EXERCISE OBJECTIVE
Every line of the data below must be output exactly, with images left out.

[[ PROVIDED RECORDS, beginning ]]

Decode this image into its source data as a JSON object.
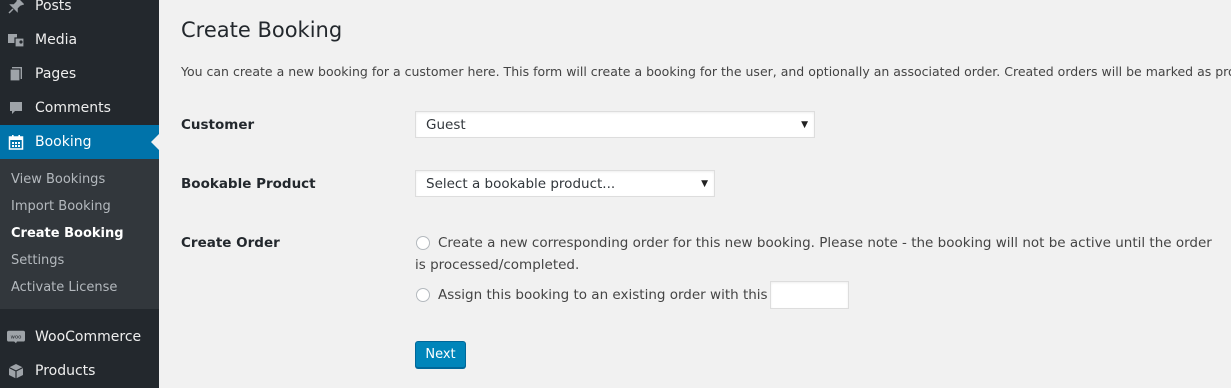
{
  "sidebar": {
    "menu": [
      {
        "label": "Posts",
        "icon": "pin-icon"
      },
      {
        "label": "Media",
        "icon": "media-icon"
      },
      {
        "label": "Pages",
        "icon": "pages-icon"
      },
      {
        "label": "Comments",
        "icon": "comment-icon"
      },
      {
        "label": "Booking",
        "icon": "calendar-icon"
      },
      {
        "label": "WooCommerce",
        "icon": "woocommerce-icon"
      },
      {
        "label": "Products",
        "icon": "box-icon"
      }
    ],
    "submenu": [
      {
        "label": "View Bookings"
      },
      {
        "label": "Import Booking"
      },
      {
        "label": "Create Booking"
      },
      {
        "label": "Settings"
      },
      {
        "label": "Activate License"
      }
    ],
    "woo_badge": "woo"
  },
  "main": {
    "title": "Create Booking",
    "intro": "You can create a new booking for a customer here. This form will create a booking for the user, and optionally an associated order. Created orders will be marked as processing.",
    "customer": {
      "label": "Customer",
      "value": "Guest"
    },
    "product": {
      "label": "Bookable Product",
      "value": "Select a bookable product..."
    },
    "order": {
      "label": "Create Order",
      "option_new": "Create a new corresponding order for this new booking. Please note - the booking will not be active until the order is processed/completed.",
      "option_existing": "Assign this booking to an existing order with this ID:",
      "existing_id": ""
    },
    "next_label": "Next"
  },
  "colors": {
    "sidebar_bg": "#23282d",
    "submenu_bg": "#32373c",
    "active": "#0073aa",
    "button": "#0085ba",
    "page_bg": "#f1f1f1"
  }
}
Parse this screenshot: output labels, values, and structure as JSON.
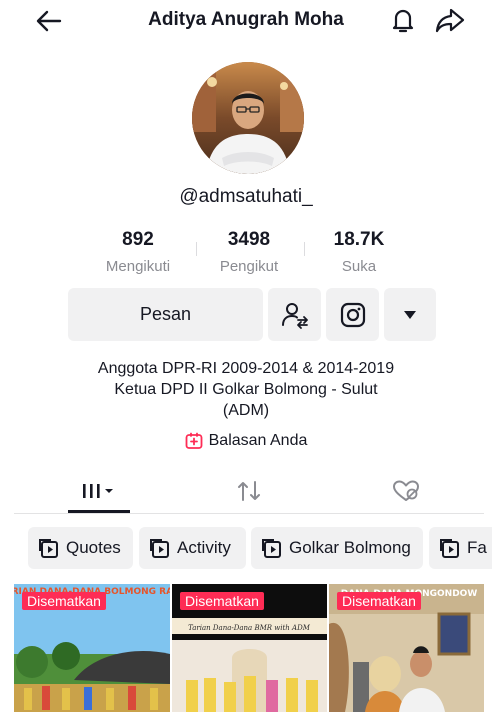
{
  "header": {
    "title": "Aditya Anugrah Moha",
    "back_icon": "arrow-left-icon",
    "bell_icon": "bell-icon",
    "share_icon": "share-arrow-icon"
  },
  "profile": {
    "username": "@admsatuhati_",
    "stats": [
      {
        "value": "892",
        "label": "Mengikuti"
      },
      {
        "value": "3498",
        "label": "Pengikut"
      },
      {
        "value": "18.7K",
        "label": "Suka"
      }
    ],
    "bio_lines": [
      "Anggota DPR-RI 2009-2014 & 2014-2019",
      "Ketua DPD II Golkar Bolmong - Sulut",
      "(ADM)"
    ],
    "reply_label": "Balasan Anda"
  },
  "actions": {
    "message_label": "Pesan"
  },
  "playlists": [
    {
      "label": "Quotes"
    },
    {
      "label": "Activity"
    },
    {
      "label": "Golkar Bolmong"
    },
    {
      "label": "Fa"
    }
  ],
  "videos": [
    {
      "pinned_label": "Disematkan",
      "overlay_text": "TARIAN DANA-DANA BOLMONG RAYA"
    },
    {
      "pinned_label": "Disematkan",
      "overlay_text": "Tarian Dana-Dana BMR with ADM"
    },
    {
      "pinned_label": "Disematkan",
      "overlay_text": "DANA-DANA MONGONDOW"
    }
  ],
  "colors": {
    "accent": "#fe2c55",
    "text": "#161823",
    "muted": "#8a8b91",
    "button_bg": "#f1f1f2"
  }
}
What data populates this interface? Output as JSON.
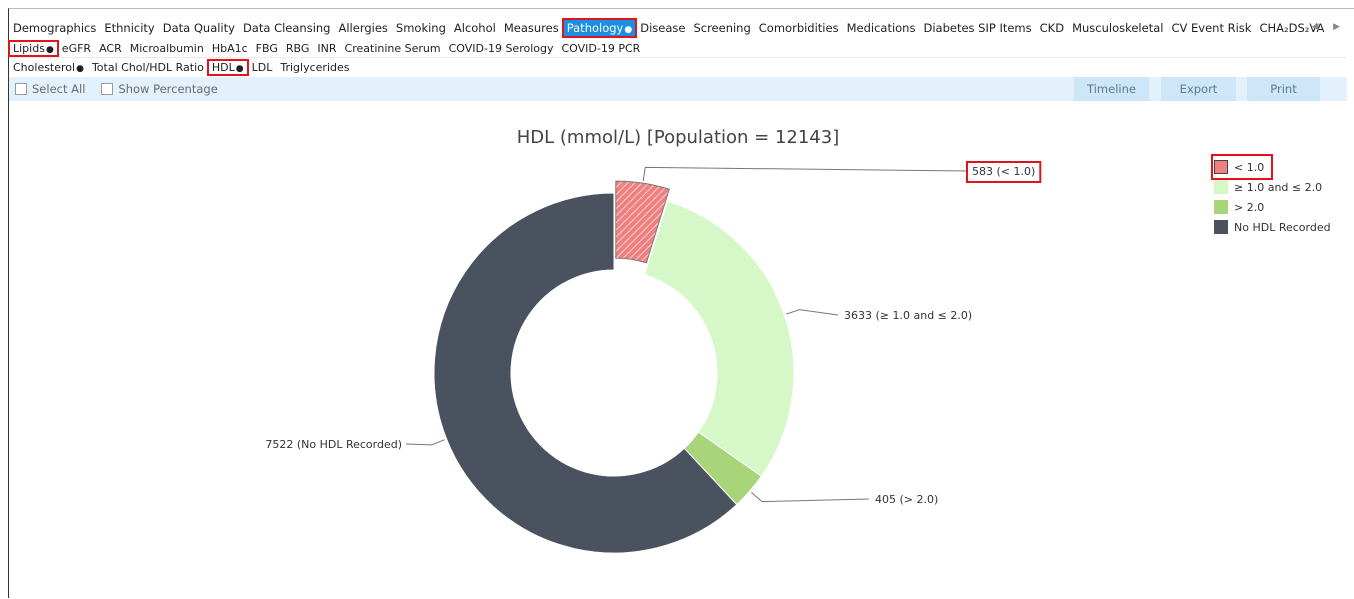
{
  "tabs_row1": [
    "Demographics",
    "Ethnicity",
    "Data Quality",
    "Data Cleansing",
    "Allergies",
    "Smoking",
    "Alcohol",
    "Measures",
    "Pathology",
    "Disease",
    "Screening",
    "Comorbidities",
    "Medications",
    "Diabetes SIP Items",
    "CKD",
    "Musculoskeletal",
    "CV Event Risk",
    "CHA₂DS₂VA"
  ],
  "tabs_row2": [
    "Lipids",
    "eGFR",
    "ACR",
    "Microalbumin",
    "HbA1c",
    "FBG",
    "RBG",
    "INR",
    "Creatinine Serum",
    "COVID-19 Serology",
    "COVID-19 PCR"
  ],
  "tabs_row3": [
    "Cholesterol",
    "Total Chol/HDL Ratio",
    "HDL",
    "LDL",
    "Triglycerides"
  ],
  "dot": "●",
  "scroll_arrows": "◀ ▶",
  "toolbar": {
    "select_all": "Select All",
    "show_percentage": "Show Percentage",
    "timeline": "Timeline",
    "export": "Export",
    "print": "Print"
  },
  "chart_data": {
    "type": "pie",
    "title": "HDL (mmol/L) [Population = 12143]",
    "slices": [
      {
        "label": "< 1.0",
        "value": 583,
        "data_label": "583 (< 1.0)",
        "color": "#f08080",
        "hatched": true,
        "exploded": true
      },
      {
        "label": "≥ 1.0 and ≤ 2.0",
        "value": 3633,
        "data_label": "3633 (≥ 1.0 and ≤ 2.0)",
        "color": "#d6f7c8"
      },
      {
        "label": "> 2.0",
        "value": 405,
        "data_label": "405 (> 2.0)",
        "color": "#a9d57a"
      },
      {
        "label": "No HDL Recorded",
        "value": 7522,
        "data_label": "7522 (No HDL Recorded)",
        "color": "#4a5260"
      }
    ],
    "legend_position": "top-right"
  }
}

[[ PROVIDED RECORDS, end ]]

ANSWER FOR THE TASK
Decode this image into its source data as a JSON object.
{
  "sidebar": {
    "menu": [
      {
        "label": "Posts",
        "icon": "pin-icon"
      },
      {
        "label": "Media",
        "icon": "media-icon"
      },
      {
        "label": "Pages",
        "icon": "pages-icon"
      },
      {
        "label": "Comments",
        "icon": "comment-icon"
      },
      {
        "label": "Booking",
        "icon": "calendar-icon"
      },
      {
        "label": "WooCommerce",
        "icon": "woocommerce-icon"
      },
      {
        "label": "Products",
        "icon": "box-icon"
      }
    ],
    "submenu": [
      {
        "label": "View Bookings"
      },
      {
        "label": "Import Booking"
      },
      {
        "label": "Create Booking"
      },
      {
        "label": "Settings"
      },
      {
        "label": "Activate License"
      }
    ],
    "woo_badge": "woo"
  },
  "main": {
    "title": "Create Booking",
    "intro": "You can create a new booking for a customer here. This form will create a booking for the user, and optionally an associated order. Created orders will be marked as processing.",
    "customer": {
      "label": "Customer",
      "value": "Guest"
    },
    "product": {
      "label": "Bookable Product",
      "value": "Select a bookable product..."
    },
    "order": {
      "label": "Create Order",
      "option_new": "Create a new corresponding order for this new booking. Please note - the booking will not be active until the order is processed/completed.",
      "option_existing": "Assign this booking to an existing order with this ID:",
      "existing_id": ""
    },
    "next_label": "Next"
  },
  "colors": {
    "sidebar_bg": "#23282d",
    "submenu_bg": "#32373c",
    "active": "#0073aa",
    "button": "#0085ba",
    "page_bg": "#f1f1f1"
  }
}
Parse this screenshot: output labels, values, and structure as JSON.
{
  "header": {
    "title": "Aditya Anugrah Moha",
    "back_icon": "arrow-left-icon",
    "bell_icon": "bell-icon",
    "share_icon": "share-arrow-icon"
  },
  "profile": {
    "username": "@admsatuhati_",
    "stats": [
      {
        "value": "892",
        "label": "Mengikuti"
      },
      {
        "value": "3498",
        "label": "Pengikut"
      },
      {
        "value": "18.7K",
        "label": "Suka"
      }
    ],
    "bio_lines": [
      "Anggota DPR-RI 2009-2014 & 2014-2019",
      "Ketua DPD II Golkar Bolmong - Sulut",
      "(ADM)"
    ],
    "reply_label": "Balasan Anda"
  },
  "actions": {
    "message_label": "Pesan"
  },
  "playlists": [
    {
      "label": "Quotes"
    },
    {
      "label": "Activity"
    },
    {
      "label": "Golkar Bolmong"
    },
    {
      "label": "Fa"
    }
  ],
  "videos": [
    {
      "pinned_label": "Disematkan",
      "overlay_text": "TARIAN DANA-DANA BOLMONG RAYA"
    },
    {
      "pinned_label": "Disematkan",
      "overlay_text": "Tarian Dana-Dana BMR with ADM"
    },
    {
      "pinned_label": "Disematkan",
      "overlay_text": "DANA-DANA MONGONDOW"
    }
  ],
  "colors": {
    "accent": "#fe2c55",
    "text": "#161823",
    "muted": "#8a8b91",
    "button_bg": "#f1f1f2"
  }
}
What data populates this interface? Output as JSON.
{
  "tabs_row1": [
    "Demographics",
    "Ethnicity",
    "Data Quality",
    "Data Cleansing",
    "Allergies",
    "Smoking",
    "Alcohol",
    "Measures",
    "Pathology",
    "Disease",
    "Screening",
    "Comorbidities",
    "Medications",
    "Diabetes SIP Items",
    "CKD",
    "Musculoskeletal",
    "CV Event Risk",
    "CHA₂DS₂VA"
  ],
  "tabs_row2": [
    "Lipids",
    "eGFR",
    "ACR",
    "Microalbumin",
    "HbA1c",
    "FBG",
    "RBG",
    "INR",
    "Creatinine Serum",
    "COVID-19 Serology",
    "COVID-19 PCR"
  ],
  "tabs_row3": [
    "Cholesterol",
    "Total Chol/HDL Ratio",
    "HDL",
    "LDL",
    "Triglycerides"
  ],
  "dot": "●",
  "scroll_arrows": "◀ ▶",
  "toolbar": {
    "select_all": "Select All",
    "show_percentage": "Show Percentage",
    "timeline": "Timeline",
    "export": "Export",
    "print": "Print"
  },
  "chart_data": {
    "type": "pie",
    "title": "HDL (mmol/L) [Population = 12143]",
    "slices": [
      {
        "label": "< 1.0",
        "value": 583,
        "data_label": "583 (< 1.0)",
        "color": "#f08080",
        "hatched": true,
        "exploded": true
      },
      {
        "label": "≥ 1.0 and ≤ 2.0",
        "value": 3633,
        "data_label": "3633 (≥ 1.0 and ≤ 2.0)",
        "color": "#d6f7c8"
      },
      {
        "label": "> 2.0",
        "value": 405,
        "data_label": "405 (> 2.0)",
        "color": "#a9d57a"
      },
      {
        "label": "No HDL Recorded",
        "value": 7522,
        "data_label": "7522 (No HDL Recorded)",
        "color": "#4a5260"
      }
    ],
    "legend_position": "top-right"
  }
}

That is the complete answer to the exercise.